If it’s controversial for Weinke and Weeden to receive Heisman consideration based on their ages, should the same discussion encompass the BYU football program? Approximately 20% of the Utah roster is comprised of players who’ve completed the LDS mission and thus will be in their mid-20’s when they are seniors. Meanwhile, almost 80% of the BYU roster has completed an LDS mission. Is it fair that the vast majority of BYU players are physically and emotionally more mature than the players they face each Saturday?
One former Pac12 Assistant Coach who also requested anonymity expressed a separate concern regarding players taking the LDS mission.
“Those LDS kids are good people and we never had any issues with their behavior. Our issues arose when they were gone for two years, then came back telling us they wanted to transfer to BYU all of a sudden. Thankfully the NCAA stepped in after what happened to Utah State.”
The incident the coach was referring to involved Riley Nelson, a Parade All-American in high school who set several Utah High School passing records. He started 8 games as a true freshman in 2006 for Utah State, earning Team Captain status. He left campus after that season to serve his LDS mission in Barcelona, Spain. Upon returning from his mission, he stunned the coaching staff with news that he would be transferring to BYU. Although Utah State chose not to dive into an ugly spat with The Church of Jesus Christ of Latter Day Saints-run BYU publicly, behind the scenes Utah State officials were livid with what had taken place. Rumors of BYU’s recruitment of athletes while on their LDS missions ran rampant, and Nelson became the poster child for the discussion. In 2009, the NCAA adopted new legislation that was presented by Utah State and the Western Athletic Conference to prevent such an occurrence in the future:

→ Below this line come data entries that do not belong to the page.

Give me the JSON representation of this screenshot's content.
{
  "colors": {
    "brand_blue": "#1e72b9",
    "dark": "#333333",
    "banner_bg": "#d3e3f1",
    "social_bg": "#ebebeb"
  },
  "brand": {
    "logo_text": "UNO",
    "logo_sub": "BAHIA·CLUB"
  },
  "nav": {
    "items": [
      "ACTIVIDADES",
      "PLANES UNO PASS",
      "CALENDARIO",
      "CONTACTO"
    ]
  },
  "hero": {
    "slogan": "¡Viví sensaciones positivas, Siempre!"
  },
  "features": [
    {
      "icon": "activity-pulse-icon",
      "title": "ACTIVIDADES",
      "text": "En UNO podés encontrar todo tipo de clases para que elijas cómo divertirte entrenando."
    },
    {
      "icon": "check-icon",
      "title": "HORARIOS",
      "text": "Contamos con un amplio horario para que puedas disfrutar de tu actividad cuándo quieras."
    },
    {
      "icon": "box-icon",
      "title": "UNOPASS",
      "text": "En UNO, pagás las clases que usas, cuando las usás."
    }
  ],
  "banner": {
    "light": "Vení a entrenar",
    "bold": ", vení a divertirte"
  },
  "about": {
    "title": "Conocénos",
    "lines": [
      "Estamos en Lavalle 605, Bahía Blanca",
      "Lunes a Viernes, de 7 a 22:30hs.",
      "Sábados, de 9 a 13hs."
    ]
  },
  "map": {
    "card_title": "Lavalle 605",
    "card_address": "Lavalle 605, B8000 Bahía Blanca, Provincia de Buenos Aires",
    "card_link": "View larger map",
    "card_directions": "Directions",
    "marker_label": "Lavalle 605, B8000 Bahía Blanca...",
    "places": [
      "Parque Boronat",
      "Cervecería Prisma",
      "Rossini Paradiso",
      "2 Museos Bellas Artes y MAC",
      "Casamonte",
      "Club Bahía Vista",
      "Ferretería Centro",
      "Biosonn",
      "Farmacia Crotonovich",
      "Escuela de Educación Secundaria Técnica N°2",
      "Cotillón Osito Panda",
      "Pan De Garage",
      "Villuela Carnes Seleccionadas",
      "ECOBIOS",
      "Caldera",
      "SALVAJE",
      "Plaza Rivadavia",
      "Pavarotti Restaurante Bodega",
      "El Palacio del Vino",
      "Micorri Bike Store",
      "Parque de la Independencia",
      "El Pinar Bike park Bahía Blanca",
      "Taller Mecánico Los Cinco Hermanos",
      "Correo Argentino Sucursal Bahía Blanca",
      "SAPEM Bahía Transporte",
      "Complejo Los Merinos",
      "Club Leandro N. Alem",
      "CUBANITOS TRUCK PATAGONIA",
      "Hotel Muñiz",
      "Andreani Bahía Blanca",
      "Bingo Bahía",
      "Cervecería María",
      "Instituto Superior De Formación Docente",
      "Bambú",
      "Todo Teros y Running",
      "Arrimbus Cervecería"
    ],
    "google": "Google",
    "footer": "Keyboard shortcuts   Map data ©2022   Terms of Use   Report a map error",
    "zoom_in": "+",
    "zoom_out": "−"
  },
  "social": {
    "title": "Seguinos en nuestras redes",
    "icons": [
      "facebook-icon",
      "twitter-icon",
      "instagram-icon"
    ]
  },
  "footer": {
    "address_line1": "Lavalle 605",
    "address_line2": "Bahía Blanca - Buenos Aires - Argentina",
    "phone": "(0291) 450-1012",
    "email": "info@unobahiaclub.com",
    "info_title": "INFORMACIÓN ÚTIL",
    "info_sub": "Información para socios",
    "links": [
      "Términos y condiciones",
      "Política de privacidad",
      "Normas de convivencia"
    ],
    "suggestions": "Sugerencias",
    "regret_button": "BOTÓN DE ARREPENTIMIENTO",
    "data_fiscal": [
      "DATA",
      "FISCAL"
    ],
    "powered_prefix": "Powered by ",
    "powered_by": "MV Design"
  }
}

220.127.116.11.2.1 Exception — Official Church Mission. An institution shall not contact a student-athlete who has begun service on an official church mission without obtaining permission from the institution from which the student-athlete withdrew prior to beginning his or her mission if the student-athlete signed a National Letter of Intent (NLI) and attended the institution (with which he or she signed the NLI) as a full-time student. If such a student-athlete has completed his or her official church mission and does not enroll full time in a collegiate institution within one calendar year of completion of the mission, an institution may contact the student-athlete without obtaining permission from the first institution.
So in layman’s terms, the new NCAA rule states that a player who leaves school to take an LDS mission may not transfer nor have any contact with another program unless he or she sits out of school completely for a full calendar year afterreturning from the mission.
In case you missed it, Riley Nelson made national headlines this past weekend as he marched BYU on a 96-yard game winning drive to cap a wild come-from-behind 27-24 victory over… Utah State.
The question remains as to whether or not BYU has won a multitude of football games simply because the majority of their players are physically and emotionally more mature than their opponents. Meanwhile, the men in Provo, Utah are quietly going about their business on the gridiron as they’ve always done.
Warren McCarty Hosts MPIF Radio weekends on Mile High Sports Radio 93.7FM & 1510AM in Denver. His website is www.mypassionisfootball.com.